Corbel for the Eusebius Tower: a bird-like beast?

Bird beast: a copy of a tufa stone corbel by John Grosman in new Muschelkalk limestone for the Eusebius Tower in Arnhem
One of the last of the 10 corbels for the South- and North side of the tower of the Eusebius Church at 23 meters high was this winged bird-like beast. It sits somewhat cramped in its corner and there spreads its claws and wings. This piece was originally …Read the whole article…

Corbel for the Eusebius Tower: 1 lady with two doves

Copy of Corbel in new Muschelkalksteen of 1 lady with two doves

Lady with two doves

As you can read in the most recent posts on this blog, these past few weeks I've been busy carving corbels for the Eusebius Tower. This tower of the Eusebius Church in Arnhem has been covered in scaffolds for several years already, to …Read the whole article…

Crockets and finials for Aachen Cathedral

Two new finials for the Aachen Cathedral in Irish bluestone

For Aachen Cathedral some pinnacles had to be replaced. The old ones were worn and had cracked because of rusting iron and because the layering of the stone was not properly applied. The deposition direction of the stone should preferably be processed horizontal, otherwise there is a risk that a long vertical slice breaks off. In this case, they applied it vertically.

The material for these pinnacles is Irish bluestone. It is …Read the whole article…

Pan in porphyry 2: starting with rough carving (video)

Pan in porphyry. The precutand not yet carved piece of stone It is very busy at present, and then it sometimes happens that there is a hitch. After first having a deep cut on my thumb keep me two weeks at home, I am now at home with an tennis elbow that keeps me lying low for a while. Not because of all the sculpting however, neither of those. But that gave me the opportunity to make the video below about the first caving of the sculpture of Pan in porphyry.

Pan will have to wait a little longer anyway, for a coat of arms and seven pinnacles and finials in Irish bluestone for Aachen Cathedral wil have to go first… more on that later.

Beeldhouwerijblog.nl is the blog of Koen van Velzen, sculptor in stone and bronze. Look up my website as well: beeldhouwerijvanvelzen.nl

A Bear with a honeypot (flying buttress figurine)

The bear that didn't look like a bear

flying buttress statuette of bear with honeypot - old original tuff

flying buttress statuette bear with honey -new copy in muschelkalk limestone

And then the bear came with its long snout and blew out… no, he ate all the honey. This 'bear’ was the next flying buttress figurine for St. Eusebius's Church in Arnhem which was to be copied into new stone. Only you have to look very good …Read the whole article…

An interesting gable stone

A plaque in the making for the Blue Tram street in Haarlem

Last week I started on a very interesting challenge: the carving of a new gable stone relief.
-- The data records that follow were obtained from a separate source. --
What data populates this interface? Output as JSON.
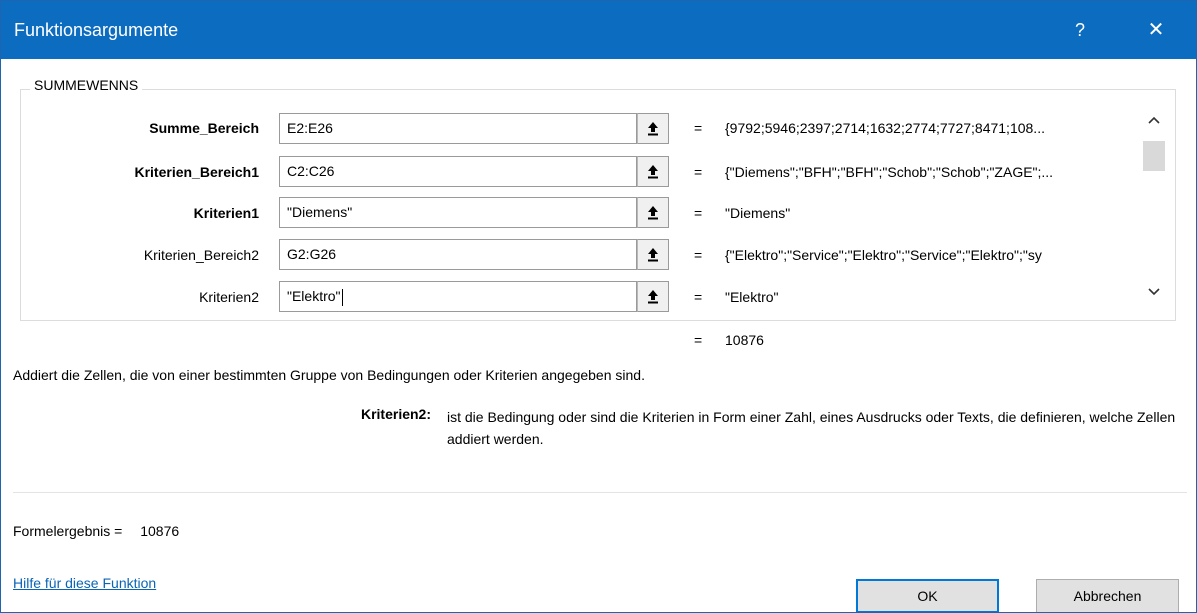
{
  "window": {
    "title": "Funktionsargumente",
    "help_glyph": "?",
    "close_glyph": "✕"
  },
  "function_name": "SUMMEWENNS",
  "arguments": [
    {
      "label": "Summe_Bereich",
      "value": "E2:E26",
      "result": "{9792;5946;2397;2714;1632;2774;7727;8471;108...",
      "required": true
    },
    {
      "label": "Kriterien_Bereich1",
      "value": "C2:C26",
      "result": "{\"Diemens\";\"BFH\";\"BFH\";\"Schob\";\"Schob\";\"ZAGE\";...",
      "required": true
    },
    {
      "label": "Kriterien1",
      "value": "\"Diemens\"",
      "result": "\"Diemens\"",
      "required": true
    },
    {
      "label": "Kriterien_Bereich2",
      "value": "G2:G26",
      "result": "{\"Elektro\";\"Service\";\"Elektro\";\"Service\";\"Elektro\";\"sy",
      "required": false
    },
    {
      "label": "Kriterien2",
      "value": "\"Elektro\"",
      "result": "\"Elektro\"",
      "required": false
    }
  ],
  "equals_sign": "=",
  "function_result": "10876",
  "description": "Addiert die Zellen, die von einer bestimmten Gruppe von Bedingungen oder Kriterien angegeben sind.",
  "active_param": {
    "name": "Kriterien2:",
    "description": "ist die Bedingung oder sind die Kriterien in Form einer Zahl, eines Ausdrucks oder Texts, die definieren, welche Zellen addiert werden."
  },
  "formula_result": {
    "label": "Formelergebnis =",
    "value": "10876"
  },
  "help_link": "Hilfe für diese Funktion",
  "buttons": {
    "ok": "OK",
    "cancel": "Abbrechen"
  },
  "colors": {
    "titlebar": "#0b6cc0",
    "link": "#0a64b4",
    "ok_border": "#0078d7"
  },
  "icons": {
    "ref_button": "collapse-dialog-arrow-up-icon",
    "scroll_up": "chevron-up-icon",
    "scroll_down": "chevron-down-icon"
  }
}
The project deserves some explanation, because it includes a lot more than just this one relief. …Read the whole article…

Coat of arms in stone completed

family crest stone in stone completed, coat of arms carved in Belgian bluestone, arduin, petit granit-to the first post about this project-

These past few weeks I carved a family coat of arms in stone for a customer.
It was a top quality piece of stone, as I found out soon enough: I never encountered such a rock hard piece of Belgian blue stone (arduin) in my previous works. This piece therefore more than deserved its name of ‘petit granit‘ by right then. It tested my skills to the limit, I have to say, and also my chisels; frequently the tungsten carbide chisel chipped at its cutting edge. …Read the whole article…

Flying Buttress statuettes for St. Eusebius' Church Arnhem

Restoration St. Eusebius' Church gets going again

← Read here the first post about this restoration

Good news! There is another budget for the restoration of the St. Eusebius's Church in Arnhem (the Netherlands). Today a press release came out that the municipality and province have provided funding for a transitional period of a few months, and the expectation is that the rest of the restoration project will in time be provided for as well. As a result, I can now report that the next few months I will be busy carving a whole batch of new statuettes for the flying buttresses of this church. Below is an account of the first two that Stide and I made.

Flying buttress sculptures for St. Eusebius's

precutting flying buttres figurine1

the precutting of a flying buttress statuette

…Read the whole article…